BUYERS ASSUME RISK IN “AS-IS” REAL ESTATE CONTRACTS
THE MEANING OF AN “AS IS” AGREEMENT IN REAL ESTATE
When buyers of real estate in Texas contract to buy a property “as is,” they agree to make their own appraisal of the bargain and to accept the risk that they may be wrong. Prudential Ins. Co. of Am. v. Jefferson Assocs., Ltd., 896 S.W.2d 156, 161 (Tex. 1995); Van Duren v. Chife, 569 S.W.3d 176, 185 (Tex. App.-Houston [1st Dist.] 2018, no pet.).
The sellers give no express or implied assurances as to the value or condition of the thing sold. Prudential, 896 S.W.2d at 161.
LEGAL EFFECT OF A VALID “AS IS” CLAUSE
An enforceable as-is clause thus negates the elements of causation and reliance on claims relating to the sale. Id.; see Williams v. Dardenne, 345 S.W.3d 118, 124 (Tex. App.-Houston [1st Dist.] 2011, pet. denied) (“[A] valid `as is’ clause negates the elements of causation and reliance for DTPA, fraud, or negligence claims relating to the value or condition of the property.”); Welwood v. Cypress Creek Estates, Inc., 205 S.W.3d 722, 726 (Tex. App.-Dallas 2006, no pet.) (“In general, a valid `as is’ agreement negates the element of causation necessary to recover on claims regarding the physical condition of the property.”); Cherry v. McCall, 138 S.W.3d 35, 40 (Tex. App.-San Antonio 2004, pet. denied) (“Because the [buyers] contracted to accept the property `as is,’ they cannot, as a matter of law, prevail on their breach of contract claim.”).
WHEN IS AN AS-IS CLAUSE ENFORCEABLE?
An as-is clause generally is enforceable if it was a significant part of the basis of the bargain, rather than an incidental or boilerplate provision, and was entered into by parties of relatively equal bargaining position.
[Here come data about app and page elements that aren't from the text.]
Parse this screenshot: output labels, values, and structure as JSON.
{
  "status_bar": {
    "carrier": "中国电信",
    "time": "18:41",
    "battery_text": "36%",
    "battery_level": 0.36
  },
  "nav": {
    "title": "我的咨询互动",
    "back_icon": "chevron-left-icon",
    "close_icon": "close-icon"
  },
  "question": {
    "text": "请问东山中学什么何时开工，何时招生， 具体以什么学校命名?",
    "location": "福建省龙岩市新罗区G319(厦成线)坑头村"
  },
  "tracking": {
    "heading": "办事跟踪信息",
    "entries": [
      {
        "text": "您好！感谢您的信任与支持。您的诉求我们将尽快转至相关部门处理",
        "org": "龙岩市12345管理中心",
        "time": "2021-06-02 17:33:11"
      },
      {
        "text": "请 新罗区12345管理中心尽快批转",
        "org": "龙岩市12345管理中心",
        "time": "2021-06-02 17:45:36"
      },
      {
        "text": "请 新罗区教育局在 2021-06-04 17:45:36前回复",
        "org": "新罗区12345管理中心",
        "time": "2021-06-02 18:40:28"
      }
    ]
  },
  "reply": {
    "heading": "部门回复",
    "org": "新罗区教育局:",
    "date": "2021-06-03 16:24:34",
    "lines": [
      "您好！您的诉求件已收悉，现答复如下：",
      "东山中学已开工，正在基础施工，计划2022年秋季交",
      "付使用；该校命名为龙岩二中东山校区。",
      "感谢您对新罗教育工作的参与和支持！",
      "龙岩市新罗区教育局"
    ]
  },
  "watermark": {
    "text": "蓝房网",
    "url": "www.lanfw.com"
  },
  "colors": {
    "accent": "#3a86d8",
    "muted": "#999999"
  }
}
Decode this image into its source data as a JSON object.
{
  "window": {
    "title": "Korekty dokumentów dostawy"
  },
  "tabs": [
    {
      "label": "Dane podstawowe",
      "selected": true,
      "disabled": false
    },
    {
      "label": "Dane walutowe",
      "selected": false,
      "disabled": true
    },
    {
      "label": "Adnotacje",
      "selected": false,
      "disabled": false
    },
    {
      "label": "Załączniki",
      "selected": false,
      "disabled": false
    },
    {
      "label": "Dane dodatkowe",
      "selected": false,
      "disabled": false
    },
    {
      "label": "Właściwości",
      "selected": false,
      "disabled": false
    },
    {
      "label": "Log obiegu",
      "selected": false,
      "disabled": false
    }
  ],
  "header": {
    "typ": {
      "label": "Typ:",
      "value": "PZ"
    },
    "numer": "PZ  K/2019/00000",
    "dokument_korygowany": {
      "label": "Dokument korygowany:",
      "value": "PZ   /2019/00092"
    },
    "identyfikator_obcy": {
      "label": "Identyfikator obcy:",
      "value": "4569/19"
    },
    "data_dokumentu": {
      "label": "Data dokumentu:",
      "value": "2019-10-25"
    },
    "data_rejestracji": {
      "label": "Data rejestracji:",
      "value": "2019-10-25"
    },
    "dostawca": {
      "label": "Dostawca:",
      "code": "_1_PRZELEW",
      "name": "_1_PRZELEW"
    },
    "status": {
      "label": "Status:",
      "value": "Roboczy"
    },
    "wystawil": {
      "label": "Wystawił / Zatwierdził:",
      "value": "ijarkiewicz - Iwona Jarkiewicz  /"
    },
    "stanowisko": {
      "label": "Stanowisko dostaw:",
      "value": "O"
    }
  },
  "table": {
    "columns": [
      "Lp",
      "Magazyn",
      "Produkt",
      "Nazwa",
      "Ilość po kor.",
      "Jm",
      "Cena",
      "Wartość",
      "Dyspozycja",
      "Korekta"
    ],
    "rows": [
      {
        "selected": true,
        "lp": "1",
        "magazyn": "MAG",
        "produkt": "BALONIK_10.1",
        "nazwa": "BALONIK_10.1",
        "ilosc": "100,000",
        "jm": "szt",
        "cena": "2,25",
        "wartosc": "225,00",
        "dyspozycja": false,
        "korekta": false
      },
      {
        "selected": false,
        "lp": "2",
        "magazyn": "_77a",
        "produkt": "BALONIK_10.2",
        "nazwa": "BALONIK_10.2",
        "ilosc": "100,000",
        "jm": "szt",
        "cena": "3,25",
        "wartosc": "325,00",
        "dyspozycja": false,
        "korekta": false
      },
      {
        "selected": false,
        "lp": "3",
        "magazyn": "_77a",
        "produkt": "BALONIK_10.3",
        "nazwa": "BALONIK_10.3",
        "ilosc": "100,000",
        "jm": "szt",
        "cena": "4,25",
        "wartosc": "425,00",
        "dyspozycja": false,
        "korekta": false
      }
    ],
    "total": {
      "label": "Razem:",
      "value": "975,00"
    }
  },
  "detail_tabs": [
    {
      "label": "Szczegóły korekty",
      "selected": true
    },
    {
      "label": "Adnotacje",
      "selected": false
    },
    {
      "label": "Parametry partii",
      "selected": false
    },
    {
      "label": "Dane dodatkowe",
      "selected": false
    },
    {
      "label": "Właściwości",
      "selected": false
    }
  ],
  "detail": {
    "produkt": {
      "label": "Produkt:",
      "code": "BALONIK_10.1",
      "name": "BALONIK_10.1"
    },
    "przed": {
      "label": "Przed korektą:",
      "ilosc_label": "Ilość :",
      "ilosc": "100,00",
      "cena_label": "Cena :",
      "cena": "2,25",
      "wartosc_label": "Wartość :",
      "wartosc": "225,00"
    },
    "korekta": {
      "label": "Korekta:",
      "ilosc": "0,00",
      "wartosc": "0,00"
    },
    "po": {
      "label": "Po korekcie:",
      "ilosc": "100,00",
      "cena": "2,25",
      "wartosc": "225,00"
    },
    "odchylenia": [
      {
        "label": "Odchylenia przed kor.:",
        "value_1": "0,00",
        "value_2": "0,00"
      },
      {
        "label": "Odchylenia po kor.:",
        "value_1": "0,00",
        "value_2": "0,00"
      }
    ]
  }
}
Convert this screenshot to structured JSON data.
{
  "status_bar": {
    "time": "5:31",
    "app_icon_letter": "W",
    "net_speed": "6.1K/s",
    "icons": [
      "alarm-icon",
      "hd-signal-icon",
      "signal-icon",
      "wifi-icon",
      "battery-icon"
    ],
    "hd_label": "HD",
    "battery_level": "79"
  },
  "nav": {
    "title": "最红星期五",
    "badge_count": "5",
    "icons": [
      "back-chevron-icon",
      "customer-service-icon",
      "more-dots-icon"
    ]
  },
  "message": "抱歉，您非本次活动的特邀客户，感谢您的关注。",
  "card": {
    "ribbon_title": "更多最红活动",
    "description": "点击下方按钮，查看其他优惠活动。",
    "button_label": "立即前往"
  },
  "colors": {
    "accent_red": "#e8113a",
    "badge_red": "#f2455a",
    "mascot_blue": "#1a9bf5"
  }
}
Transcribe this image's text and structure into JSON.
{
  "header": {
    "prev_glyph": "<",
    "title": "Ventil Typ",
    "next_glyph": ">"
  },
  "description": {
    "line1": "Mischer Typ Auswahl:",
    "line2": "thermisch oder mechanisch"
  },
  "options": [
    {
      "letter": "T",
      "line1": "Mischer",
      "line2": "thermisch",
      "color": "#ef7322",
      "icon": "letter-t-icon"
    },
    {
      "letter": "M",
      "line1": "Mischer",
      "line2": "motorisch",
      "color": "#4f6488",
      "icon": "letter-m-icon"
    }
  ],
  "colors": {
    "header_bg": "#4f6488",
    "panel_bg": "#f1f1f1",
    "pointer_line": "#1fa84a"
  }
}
Prudential, 896 S.W.2d at 162; Bynum v. Prudential Residential Servs., 129 S.W.3d 781, 789 (Tex. App.-Houston [1st Dist.] 2004, pet. denied).
WHEN AN “AS-IS” CLAUSE MAY NOT BE ENFORCED
Two scenarios may render a valid as-is clause unenforceable. Van Duren, 569 S.W.3d at 185.
The first involves fraudulent inducement. Prudential, 896 S.W.2d at 162; Bynum, 129 S.W.3d at 788. When sellers secure the buyers’ agreement to an as-is clause through false assurances about the value or condition of the thing being sold or by the concealment of information as to its value or condition, the as-is clause does not bar claims against the sellers. See Prudential, 896 S.W.2d at 161-62; Williams, 345 S.W.3d at 124-25.
Buyers also are not bound by an as-is clause if the sellers impair or obstruct the buyers’ right to inspect the property. See Prudential, 896 S.W.2d at162; Bynum, 129 S.W.3d at 788-89.
WHO BEARS THE BURDEN OF PROVING THAT AN “AS IS” CLAUSE IS NOT ENFORCEABLE?
Buyers challenging the enforceability of an as-is clause bear the burden of presenting evidence as to at least one of the above-described exceptions. See Santibanez v. Diron, No. 01-16-00231-CV, 2017 WL 343609, at *3 (Tex. App.-Houston [1st Dist.] Jan. 24, 2017, no pet.) (mem. op.).
*READ MORE AT MY AUGUST 202 ARTICLE ON “AS IS” REAL ESTATE CONTRACTS